A Senate staffer involved in the negotiations told Bloomberg Environment that the upper chamber could also pass the measure as early as Dec. 20.

That would send the legislation to President Donald Trump’s desk just hours before Congress is expected to wrap up its current session at the end of this week.

Stormwater Overflows

The bill would be a relief to many cities and states that are struggling to get their stormwater runoff under control. It would require the Environmental Protection Agency to give municipalities and states more credit for installing natural runoff collection methods, also known as “green infrastructure,” when weighing whether to grant them stormwater permits.

Many cities, especially older cities in the Midwest and Northeast, have combined sewer systems that send stormwater runoff and sewage through the same system of pipes. As a result, heavy storms can cause these systems to overflow and discharge raw sewage into lakes and rivers, posing health risks and often in violation of the Clean Water Act.

The EPA has reached legal agreements with hundreds of cities over the years requiring them to prevent or at least mitigate these overflows by upgrading their stormwater systems. But these upgrades often come with massive costs and many cities are looking for less expensive ways to meet the requirements of the agreements they’ve reached with the EPA.

Green Guidance to Law

That’s where green infrastructure comes in. Instead of digging enormous and costly new tunnels to capture runoff, many cities have found they can trap the same amount of water by instead planting trees, restoring wetlands, building green roofs, or installing porous materials instead of pavement.

Pete Buttigieg, the Democratic mayor of South Bend, Ind., said at a 2017 congressional hearing that his city could save half a billion dollars on a stormwater project if it’s allowed to utilize green infrastructure.

The EPA began encouraging the use of green infrastructure in stormwater management projects with a 2012 guidance document to its stormwater permitting offices. H.R. 7279 would essentially enshrine this guidance document into law and give the agency stronger authority to encourage green infrastructure projects.

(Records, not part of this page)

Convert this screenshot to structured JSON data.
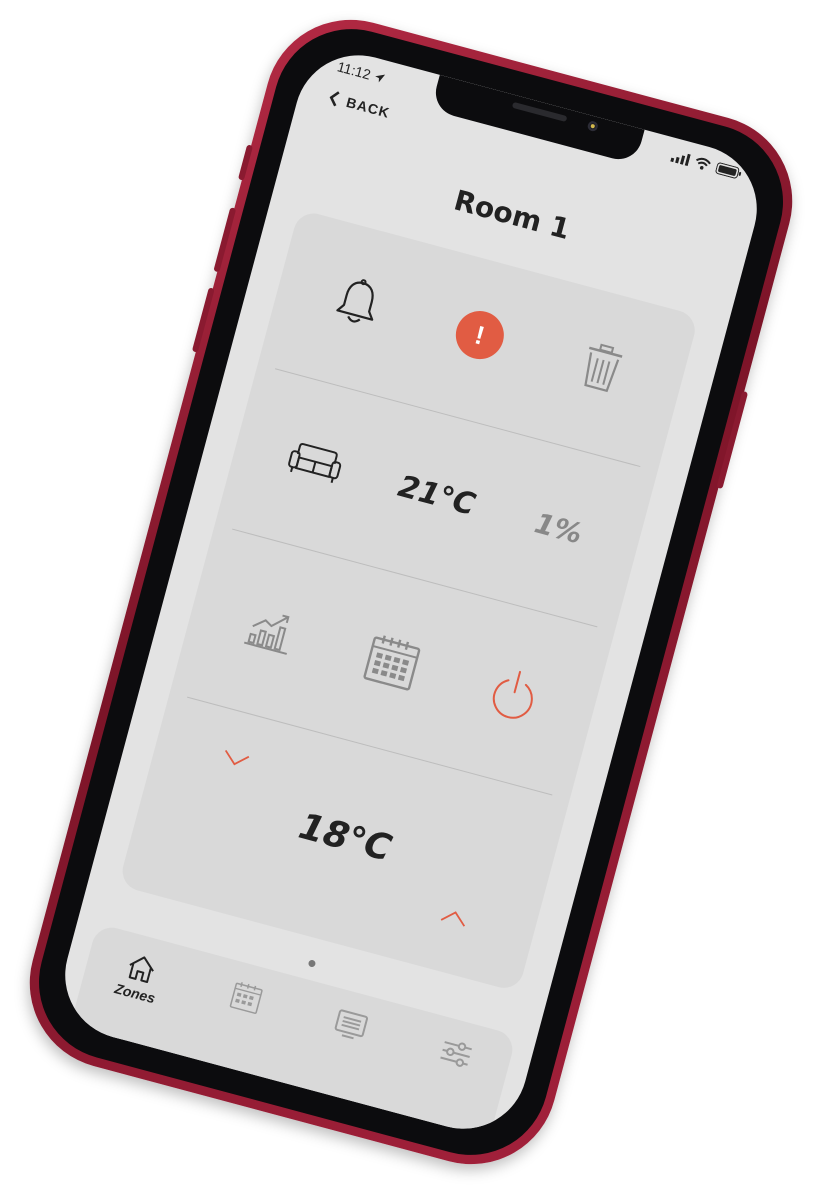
{
  "status": {
    "time": "11:12"
  },
  "header": {
    "back_label": "BACK",
    "title": "Room 1"
  },
  "colors": {
    "accent": "#e15c43",
    "frame": "#9b1e36",
    "screen": "#e3e3e3",
    "card": "#d9d9d9"
  },
  "panel": {
    "row1": {
      "icons": [
        "bell-icon",
        "alert-icon",
        "trash-icon"
      ],
      "alert_symbol": "!"
    },
    "row2": {
      "icon": "sofa-icon",
      "temperature": "21℃",
      "percentage": "1%"
    },
    "row3": {
      "icons": [
        "chart-icon",
        "calendar-icon",
        "power-icon"
      ]
    },
    "row4": {
      "setpoint": "18℃",
      "decrease_icon": "chevron-down-icon",
      "increase_icon": "chevron-up-icon"
    }
  },
  "tabbar": {
    "items": [
      {
        "label": "Zones",
        "icon": "home-icon",
        "active": true
      },
      {
        "label": "",
        "icon": "calendar-icon",
        "active": false
      },
      {
        "label": "",
        "icon": "list-icon",
        "active": false
      },
      {
        "label": "",
        "icon": "sliders-icon",
        "active": false
      }
    ]
  }
}
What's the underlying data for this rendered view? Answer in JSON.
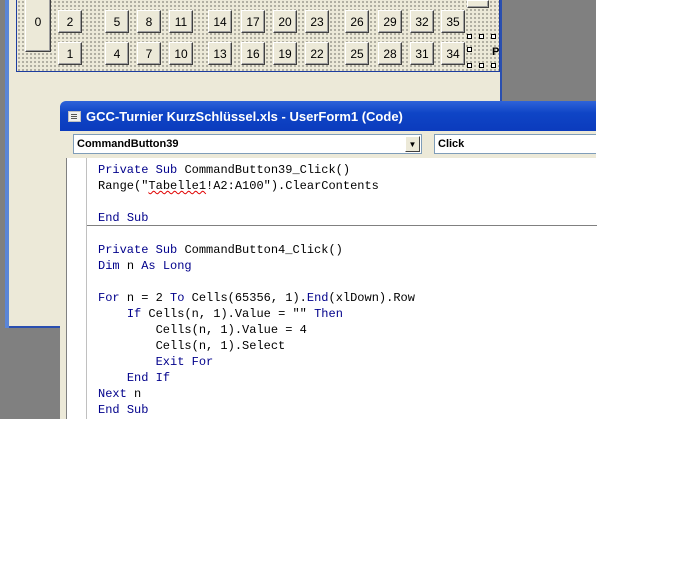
{
  "userform": {
    "buttons_top_row": [
      "2",
      "5",
      "8",
      "11",
      "14",
      "17",
      "20",
      "23",
      "26",
      "29",
      "32",
      "35"
    ],
    "buttons_bottom_row": [
      "1",
      "4",
      "7",
      "10",
      "13",
      "16",
      "19",
      "22",
      "25",
      "28",
      "31",
      "34"
    ],
    "left_button": "0",
    "p_label": "P"
  },
  "code_window": {
    "title": "GCC-Turnier KurzSchlüssel.xls - UserForm1 (Code)",
    "object_combo": "CommandButton39",
    "procedure_combo": "Click",
    "lines": [
      "Private Sub CommandButton39_Click()",
      "Range(\"Tabelle1!A2:A100\").ClearContents",
      "",
      "End Sub",
      "",
      "Private Sub CommandButton4_Click()",
      "Dim n As Long",
      "",
      "For n = 2 To Cells(65356, 1).End(xlDown).Row",
      "    If Cells(n, 1).Value = \"\" Then",
      "        Cells(n, 1).Value = 4",
      "        Cells(n, 1).Select",
      "        Exit For",
      "    End If",
      "Next n",
      "End Sub"
    ]
  },
  "colors": {
    "title_bar": "#0b3bbd",
    "keyword": "#00008b",
    "error_squiggle": "#e00000"
  }
}
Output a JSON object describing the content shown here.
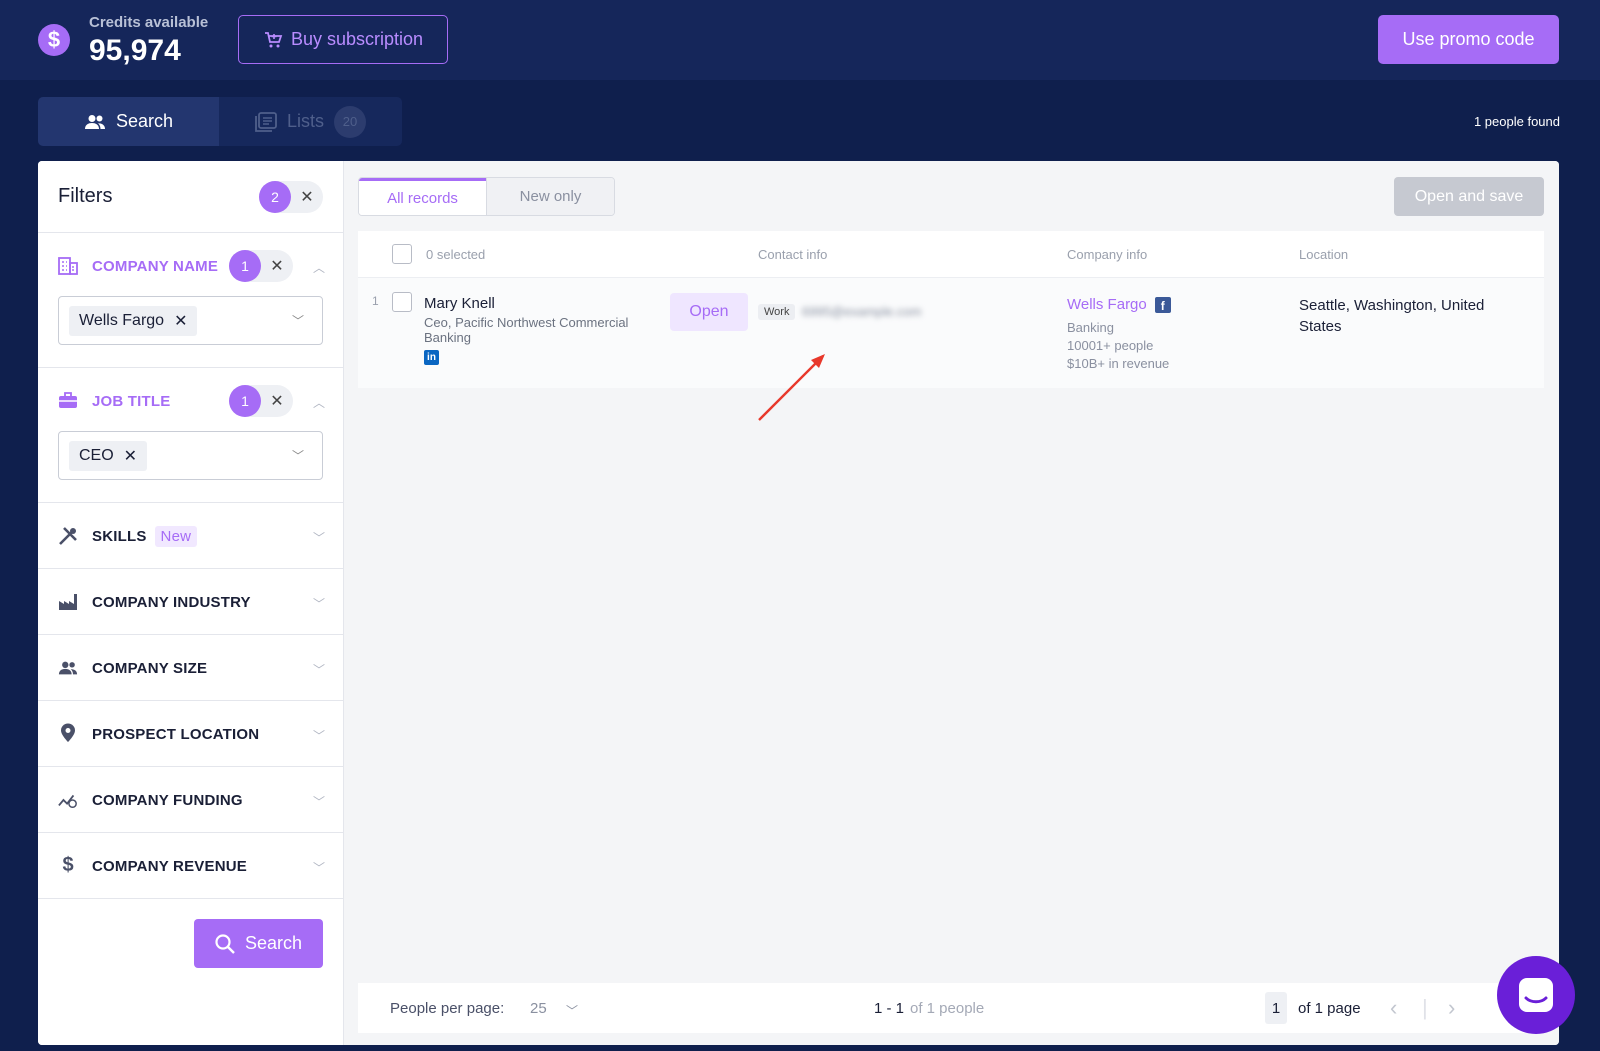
{
  "header": {
    "credits_label": "Credits available",
    "credits_value": "95,974",
    "buy_label": "Buy subscription",
    "promo_label": "Use promo code"
  },
  "tabs": {
    "search_label": "Search",
    "lists_label": "Lists",
    "lists_count": "20"
  },
  "people_found": "1 people found",
  "filters": {
    "title": "Filters",
    "active_count": "2",
    "company_name": {
      "label": "COMPANY NAME",
      "count": "1",
      "tag": "Wells Fargo"
    },
    "job_title": {
      "label": "JOB TITLE",
      "count": "1",
      "tag": "CEO"
    },
    "skills": {
      "label": "SKILLS",
      "badge": "New"
    },
    "items": [
      {
        "label": "COMPANY INDUSTRY"
      },
      {
        "label": "COMPANY SIZE"
      },
      {
        "label": "PROSPECT LOCATION"
      },
      {
        "label": "COMPANY FUNDING"
      },
      {
        "label": "COMPANY REVENUE"
      }
    ],
    "search_button": "Search"
  },
  "results": {
    "segment_all": "All records",
    "segment_new": "New only",
    "open_and_save": "Open and save",
    "selected": "0 selected",
    "columns": {
      "contact": "Contact info",
      "company": "Company info",
      "location": "Location"
    },
    "row": {
      "index": "1",
      "name": "Mary Knell",
      "title": "Ceo, Pacific Northwest Commercial Banking",
      "open_label": "Open",
      "work_tag": "Work",
      "email_blurred": "6995@example.com",
      "company": "Wells Fargo",
      "industry": "Banking",
      "size": "10001+ people",
      "revenue": "$10B+ in revenue",
      "location": "Seattle, Washington, United States"
    },
    "footer": {
      "per_page_label": "People per page:",
      "per_page_value": "25",
      "range": "1 - 1",
      "range_of": "of 1 people",
      "page": "1",
      "page_of": "of 1 page"
    }
  },
  "colors": {
    "accent": "#a66cf6",
    "navy": "#0f1f4d"
  }
}
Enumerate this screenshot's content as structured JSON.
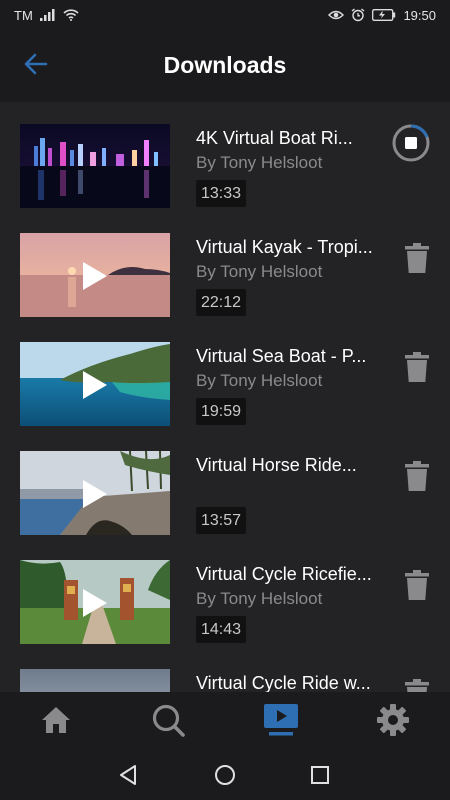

The bill’s primary backer in the House is Rep. Bob Gibbs (R-Ohio). Gibbs’ deputy chief of staff, Dallas Gerber, told Bloomberg Environment he’s optimistic the Senate will pass the measure before its final adjournment this week. But he said if this doesn’t happen, the measure has a strong chance of passing in the next session of Congress, given its strong support in the House.

—With assistance from Amena H. Saiyid.